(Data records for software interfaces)
•••••
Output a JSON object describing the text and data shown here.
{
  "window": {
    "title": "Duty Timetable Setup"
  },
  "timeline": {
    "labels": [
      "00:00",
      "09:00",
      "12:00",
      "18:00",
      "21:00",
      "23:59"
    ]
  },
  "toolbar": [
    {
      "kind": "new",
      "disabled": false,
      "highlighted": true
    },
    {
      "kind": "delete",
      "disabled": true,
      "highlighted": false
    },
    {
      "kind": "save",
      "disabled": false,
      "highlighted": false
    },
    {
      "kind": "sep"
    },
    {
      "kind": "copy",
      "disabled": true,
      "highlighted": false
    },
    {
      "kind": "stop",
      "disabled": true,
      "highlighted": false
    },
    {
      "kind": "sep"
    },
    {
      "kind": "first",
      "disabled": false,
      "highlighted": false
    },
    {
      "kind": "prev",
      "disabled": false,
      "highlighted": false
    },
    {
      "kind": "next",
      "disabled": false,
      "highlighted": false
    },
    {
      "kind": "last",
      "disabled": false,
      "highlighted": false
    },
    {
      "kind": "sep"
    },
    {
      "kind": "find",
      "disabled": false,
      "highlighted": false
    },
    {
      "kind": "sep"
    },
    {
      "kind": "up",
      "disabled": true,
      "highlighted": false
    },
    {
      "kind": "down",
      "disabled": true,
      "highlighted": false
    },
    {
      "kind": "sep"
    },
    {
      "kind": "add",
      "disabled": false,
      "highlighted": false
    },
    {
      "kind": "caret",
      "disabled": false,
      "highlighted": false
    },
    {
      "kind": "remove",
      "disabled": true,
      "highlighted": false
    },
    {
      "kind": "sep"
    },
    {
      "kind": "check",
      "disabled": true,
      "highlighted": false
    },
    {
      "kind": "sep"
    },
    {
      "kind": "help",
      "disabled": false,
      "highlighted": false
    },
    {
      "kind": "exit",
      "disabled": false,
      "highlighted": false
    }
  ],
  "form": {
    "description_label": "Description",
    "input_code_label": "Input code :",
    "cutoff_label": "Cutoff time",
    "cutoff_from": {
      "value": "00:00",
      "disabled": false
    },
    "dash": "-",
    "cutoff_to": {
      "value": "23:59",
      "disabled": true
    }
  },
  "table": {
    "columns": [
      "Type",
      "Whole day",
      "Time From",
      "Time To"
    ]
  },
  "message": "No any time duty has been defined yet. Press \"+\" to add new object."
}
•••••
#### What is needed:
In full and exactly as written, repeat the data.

#### Expected output:
Output a JSON object describing the text and data shown here.
{
  "window": {
    "title": "Duty Timetable Setup"
  },
  "timeline": {
    "labels": [
      "00:00",
      "09:00",
      "12:00",
      "18:00",
      "21:00",
      "23:59"
    ]
  },
  "toolbar": [
    {
      "kind": "new",
      "disabled": false,
      "highlighted": true
    },
    {
      "kind": "delete",
      "disabled": true,
      "highlighted": false
    },
    {
      "kind": "save",
      "disabled": false,
      "highlighted": false
    },
    {
      "kind": "sep"
    },
    {
      "kind": "copy",
      "disabled": true,
      "highlighted": false
    },
    {
      "kind": "stop",
      "disabled": true,
      "highlighted": false
    },
    {
      "kind": "sep"
    },
    {
      "kind": "first",
      "disabled": false,
      "highlighted": false
    },
    {
      "kind": "prev",
      "disabled": false,
      "highlighted": false
    },
    {
      "kind": "next",
      "disabled": false,
      "highlighted": false
    },
    {
      "kind": "last",
      "disabled": false,
      "highlighted": false
    },
    {
      "kind": "sep"
    },
    {
      "kind": "find",
      "disabled": false,
      "highlighted": false
    },
    {
      "kind": "sep"
    },
    {
      "kind": "up",
      "disabled": true,
      "highlighted": false
    },
    {
      "kind": "down",
      "disabled": true,
      "highlighted": false
    },
    {
      "kind": "sep"
    },
    {
      "kind": "add",
      "disabled": false,
      "highlighted": false
    },
    {
      "kind": "caret",
      "disabled": false,
      "highlighted": false
    },
    {
      "kind": "remove",
      "disabled": true,
      "highlighted": false
    },
    {
      "kind": "sep"
    },
    {
      "kind": "check",
      "disabled": true,
      "highlighted": false
    },
    {
      "kind": "sep"
    },
    {
      "kind": "help",
      "disabled": false,
      "highlighted": false
    },
    {
      "kind": "exit",
      "disabled": false,
      "highlighted": false
    }
  ],
  "form": {
    "description_label": "Description",
    "input_code_label": "Input code :",
    "cutoff_label": "Cutoff time",
    "cutoff_from": {
      "value": "00:00",
      "disabled": false
    },
    "dash": "-",
    "cutoff_to": {
      "value": "23:59",
      "disabled": true
    }
  },
  "table": {
    "columns": [
      "Type",
      "Whole day",
      "Time From",
      "Time To"
    ]
  },
  "message": "No any time duty has been defined yet. Press \"+\" to add new object."
}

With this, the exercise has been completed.